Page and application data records
━━━━━━
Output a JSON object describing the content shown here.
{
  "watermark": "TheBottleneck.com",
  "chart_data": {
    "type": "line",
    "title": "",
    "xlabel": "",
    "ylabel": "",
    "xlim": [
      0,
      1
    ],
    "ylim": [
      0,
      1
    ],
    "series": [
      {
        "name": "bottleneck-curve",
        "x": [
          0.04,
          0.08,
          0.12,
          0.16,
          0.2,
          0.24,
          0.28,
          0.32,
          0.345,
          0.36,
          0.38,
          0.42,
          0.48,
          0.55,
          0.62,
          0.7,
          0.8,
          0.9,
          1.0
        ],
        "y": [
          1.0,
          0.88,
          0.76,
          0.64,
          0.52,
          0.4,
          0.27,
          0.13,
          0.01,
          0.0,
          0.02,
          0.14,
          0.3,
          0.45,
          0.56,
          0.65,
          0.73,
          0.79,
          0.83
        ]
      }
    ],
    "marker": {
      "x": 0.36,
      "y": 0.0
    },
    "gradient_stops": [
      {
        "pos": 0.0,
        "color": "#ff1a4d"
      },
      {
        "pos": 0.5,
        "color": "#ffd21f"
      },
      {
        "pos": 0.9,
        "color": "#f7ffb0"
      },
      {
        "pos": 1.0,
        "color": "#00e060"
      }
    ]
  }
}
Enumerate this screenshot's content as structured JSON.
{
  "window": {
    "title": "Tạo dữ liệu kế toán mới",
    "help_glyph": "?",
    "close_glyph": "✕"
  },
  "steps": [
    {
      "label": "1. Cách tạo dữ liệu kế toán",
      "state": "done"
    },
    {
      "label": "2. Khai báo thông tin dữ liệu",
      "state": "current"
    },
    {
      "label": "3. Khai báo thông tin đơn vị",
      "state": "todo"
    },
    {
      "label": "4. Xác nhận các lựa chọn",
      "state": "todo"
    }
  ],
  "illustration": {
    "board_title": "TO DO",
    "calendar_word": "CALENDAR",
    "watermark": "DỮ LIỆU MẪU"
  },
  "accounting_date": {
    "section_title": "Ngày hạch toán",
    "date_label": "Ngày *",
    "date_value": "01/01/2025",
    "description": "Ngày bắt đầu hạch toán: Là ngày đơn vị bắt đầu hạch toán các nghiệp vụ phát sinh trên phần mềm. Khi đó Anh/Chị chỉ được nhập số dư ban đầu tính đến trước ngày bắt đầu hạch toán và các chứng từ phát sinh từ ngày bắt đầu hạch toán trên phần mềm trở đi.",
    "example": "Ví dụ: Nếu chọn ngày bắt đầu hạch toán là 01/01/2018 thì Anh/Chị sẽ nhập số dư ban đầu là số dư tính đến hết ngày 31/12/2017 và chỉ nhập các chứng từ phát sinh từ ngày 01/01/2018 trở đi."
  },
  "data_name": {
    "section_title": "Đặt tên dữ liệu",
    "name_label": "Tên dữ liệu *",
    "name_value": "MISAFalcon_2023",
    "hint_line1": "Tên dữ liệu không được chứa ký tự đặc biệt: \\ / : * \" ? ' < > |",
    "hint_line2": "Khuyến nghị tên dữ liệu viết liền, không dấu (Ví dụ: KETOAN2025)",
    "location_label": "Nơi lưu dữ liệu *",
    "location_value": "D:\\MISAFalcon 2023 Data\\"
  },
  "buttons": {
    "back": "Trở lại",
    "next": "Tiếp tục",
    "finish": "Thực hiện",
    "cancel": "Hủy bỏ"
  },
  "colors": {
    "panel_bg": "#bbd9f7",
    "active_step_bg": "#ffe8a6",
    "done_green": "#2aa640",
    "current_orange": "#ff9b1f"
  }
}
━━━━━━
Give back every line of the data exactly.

◆ **Response**
Output a JSON object describing the content shown here.
{
  "watermark": "TheBottleneck.com",
  "chart_data": {
    "type": "line",
    "title": "",
    "xlabel": "",
    "ylabel": "",
    "xlim": [
      0,
      1
    ],
    "ylim": [
      0,
      1
    ],
    "series": [
      {
        "name": "bottleneck-curve",
        "x": [
          0.04,
          0.08,
          0.12,
          0.16,
          0.2,
          0.24,
          0.28,
          0.32,
          0.345,
          0.36,
          0.38,
          0.42,
          0.48,
          0.55,
          0.62,
          0.7,
          0.8,
          0.9,
          1.0
        ],
        "y": [
          1.0,
          0.88,
          0.76,
          0.64,
          0.52,
          0.4,
          0.27,
          0.13,
          0.01,
          0.0,
          0.02,
          0.14,
          0.3,
          0.45,
          0.56,
          0.65,
          0.73,
          0.79,
          0.83
        ]
      }
    ],
    "marker": {
      "x": 0.36,
      "y": 0.0
    },
    "gradient_stops": [
      {
        "pos": 0.0,
        "color": "#ff1a4d"
      },
      {
        "pos": 0.5,
        "color": "#ffd21f"
      },
      {
        "pos": 0.9,
        "color": "#f7ffb0"
      },
      {
        "pos": 1.0,
        "color": "#00e060"
      }
    ]
  }
}
Enumerate this screenshot's content as structured JSON.
{
  "window": {
    "title": "Tạo dữ liệu kế toán mới",
    "help_glyph": "?",
    "close_glyph": "✕"
  },
  "steps": [
    {
      "label": "1. Cách tạo dữ liệu kế toán",
      "state": "done"
    },
    {
      "label": "2. Khai báo thông tin dữ liệu",
      "state": "current"
    },
    {
      "label": "3. Khai báo thông tin đơn vị",
      "state": "todo"
    },
    {
      "label": "4. Xác nhận các lựa chọn",
      "state": "todo"
    }
  ],
  "illustration": {
    "board_title": "TO DO",
    "calendar_word": "CALENDAR",
    "watermark": "DỮ LIỆU MẪU"
  },
  "accounting_date": {
    "section_title": "Ngày hạch toán",
    "date_label": "Ngày *",
    "date_value": "01/01/2025",
    "description": "Ngày bắt đầu hạch toán: Là ngày đơn vị bắt đầu hạch toán các nghiệp vụ phát sinh trên phần mềm. Khi đó Anh/Chị chỉ được nhập số dư ban đầu tính đến trước ngày bắt đầu hạch toán và các chứng từ phát sinh từ ngày bắt đầu hạch toán trên phần mềm trở đi.",
    "example": "Ví dụ: Nếu chọn ngày bắt đầu hạch toán là 01/01/2018 thì Anh/Chị sẽ nhập số dư ban đầu là số dư tính đến hết ngày 31/12/2017 và chỉ nhập các chứng từ phát sinh từ ngày 01/01/2018 trở đi."
  },
  "data_name": {
    "section_title": "Đặt tên dữ liệu",
    "name_label": "Tên dữ liệu *",
    "name_value": "MISAFalcon_2023",
    "hint_line1": "Tên dữ liệu không được chứa ký tự đặc biệt: \\ / : * \" ? ' < > |",
    "hint_line2": "Khuyến nghị tên dữ liệu viết liền, không dấu (Ví dụ: KETOAN2025)",
    "location_label": "Nơi lưu dữ liệu *",
    "location_value": "D:\\MISAFalcon 2023 Data\\"
  },
  "buttons": {
    "back": "Trở lại",
    "next": "Tiếp tục",
    "finish": "Thực hiện",
    "cancel": "Hủy bỏ"
  },
  "colors": {
    "panel_bg": "#bbd9f7",
    "active_step_bg": "#ffe8a6",
    "done_green": "#2aa640",
    "current_orange": "#ff9b1f"
  }
}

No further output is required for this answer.